● What needs to be done: Every line of the data that contains the string "text" must be copied.

Interface dataset entries
---
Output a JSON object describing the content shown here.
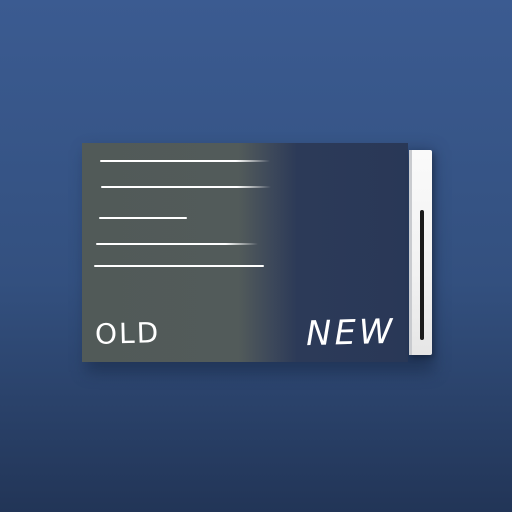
{
  "labels": {
    "old": "OLD",
    "new": "NEW"
  },
  "colors": {
    "background_top": "#3b5b91",
    "background_bottom": "#223557",
    "old_panel": "#515a58",
    "new_panel": "#293857",
    "text": "#ffffff",
    "scrollbar_track": "#f2f2f2",
    "scrollbar_thumb": "#1b1b1b"
  },
  "icons": {
    "text_lines": "text-lines-icon",
    "scrollbar": "scrollbar-icon"
  }
}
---
● Exercise output:
    "text": "#ffffff",
    "text_lines": "text-lines-icon",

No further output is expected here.